Since the early 1990s elections have not fulfilled any of the requirements when it comes to being “fair and free”. In October 2013, Ilham Aliyev, the son of the previous president Heydar Aliyev, won a third term after the presidential elections, which were characterised by widespread electoral fraud.

The right to protection against discrimination

Among groups most frequently exposed to discrimination are internally displaced people (IDPs), women, persons with disabilities, ethnic and sexual minorities. Internally displaced people are at risk of being socially excluded and are characterised by higher poverty rates than the local population. They are affected by higher unemployment rates, in particular displaced women. In Azerbaijan, IDPs account for more than 6% of the total population. IDPs are frequently settled in remote rural areas, which also limits access to the labour market and so they are often dependent on government assistance. National minorities principally people of Armenian decent which number between 20,000 – 30,000, are discriminated when it comes to employment, housing and provision of social services.

Azerbaijan decriminalised homosexuality in 2001 to coincide with its entry into the Council of Europe. However, the country has not ratified Protocol 12 of the European Convention on Human Rights, which specifically refers to discrimination based on sexual orientation, nor has the country accepted the 2007 UN declaration on sexual orientation and gender identity. Azerbaijan has no laws that protect LGBT individuals from discrimination and bias-motivated violence. Homophobia and transphobia remain life threatening, because the society in Azerbaijan remains intensely biased and conservative towards LGBT people. Police brutality against the LGBT community is common, but the crimes are often not reported because of fear of harassment, reprisals and social stigma.

Civil Rights Defenders in Azerbaijan

Civil Rights Defenders is raising awareness about the atrocious human rights record and the situation of human rights defenders in Azerbaijan, as well as providing emergency assistance to local human defenders. In 2012 when the country hosted Eurovision Song Contest, we teamed up with Swedish contestant and winner Loreen and activists from the Sing For Democracy campaign which resulted in reaching to thousands of people, politicians and decision makers in Sweden and the rest of Europe. Currently, we are directing most of our effort at the release of imprisoned human rights defenders.

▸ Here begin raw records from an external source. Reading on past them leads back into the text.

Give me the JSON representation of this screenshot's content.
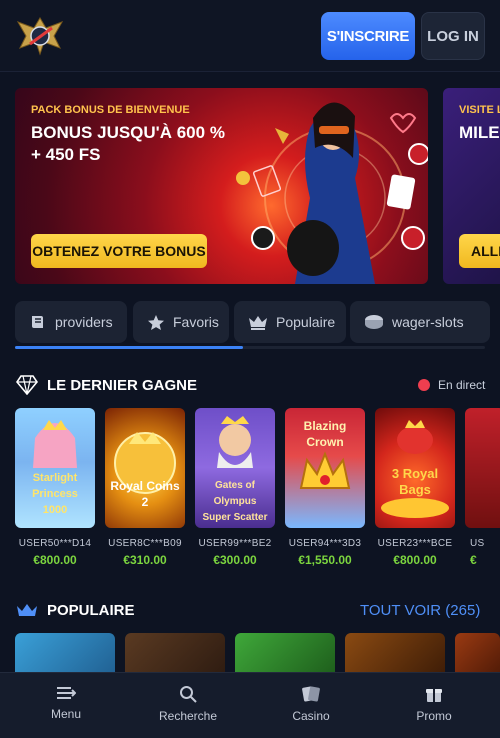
{
  "header": {
    "signup_label": "S'INSCRIRE",
    "login_label": "LOG IN"
  },
  "banners": [
    {
      "kicker": "PACK BONUS DE BIENVENUE",
      "title": "BONUS JUSQU'À 600 % + 450 FS",
      "cta": "OBTENEZ VOTRE BONUS"
    },
    {
      "kicker": "VISITE LA",
      "title": "MILES RÉCO",
      "cta": "ALLE"
    }
  ],
  "tabs": [
    {
      "label": "providers",
      "icon": "book-icon"
    },
    {
      "label": "Favoris",
      "icon": "star-icon"
    },
    {
      "label": "Populaire",
      "icon": "crown-icon"
    },
    {
      "label": "wager-slots",
      "icon": "chip-icon"
    }
  ],
  "winners_section": {
    "title": "LE DERNIER GAGNE",
    "live_label": "En direct",
    "items": [
      {
        "game": "Starlight Princess 1000",
        "user": "USER50***D14",
        "amount": "€800.00"
      },
      {
        "game": "Royal Coins 2",
        "user": "USER8C***B09",
        "amount": "€310.00"
      },
      {
        "game": "Gates of Olympus Super Scatter",
        "user": "USER99***BE2",
        "amount": "€300.00"
      },
      {
        "game": "Blazing Crown",
        "user": "USER94***3D3",
        "amount": "€1,550.00"
      },
      {
        "game": "3 Royal Bags",
        "user": "USER23***BCE",
        "amount": "€800.00"
      },
      {
        "game": "",
        "user": "US",
        "amount": "€"
      }
    ]
  },
  "popular_section": {
    "title": "POPULAIRE",
    "see_all": "TOUT VOIR (265)"
  },
  "bottom_nav": [
    {
      "label": "Menu",
      "icon": "menu-icon"
    },
    {
      "label": "Recherche",
      "icon": "search-icon"
    },
    {
      "label": "Casino",
      "icon": "cards-icon"
    },
    {
      "label": "Promo",
      "icon": "gift-icon"
    }
  ],
  "colors": {
    "background": "#0d1322",
    "accent_blue": "#2563eb",
    "cta_yellow": "#f0b81f",
    "amount_green": "#7cd63f",
    "live_red": "#ef3e4f"
  }
}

Categories: Country Reports.
Tags: Azerbaijan, Country Reports, and Human rights.
Regions: Azerbaijan.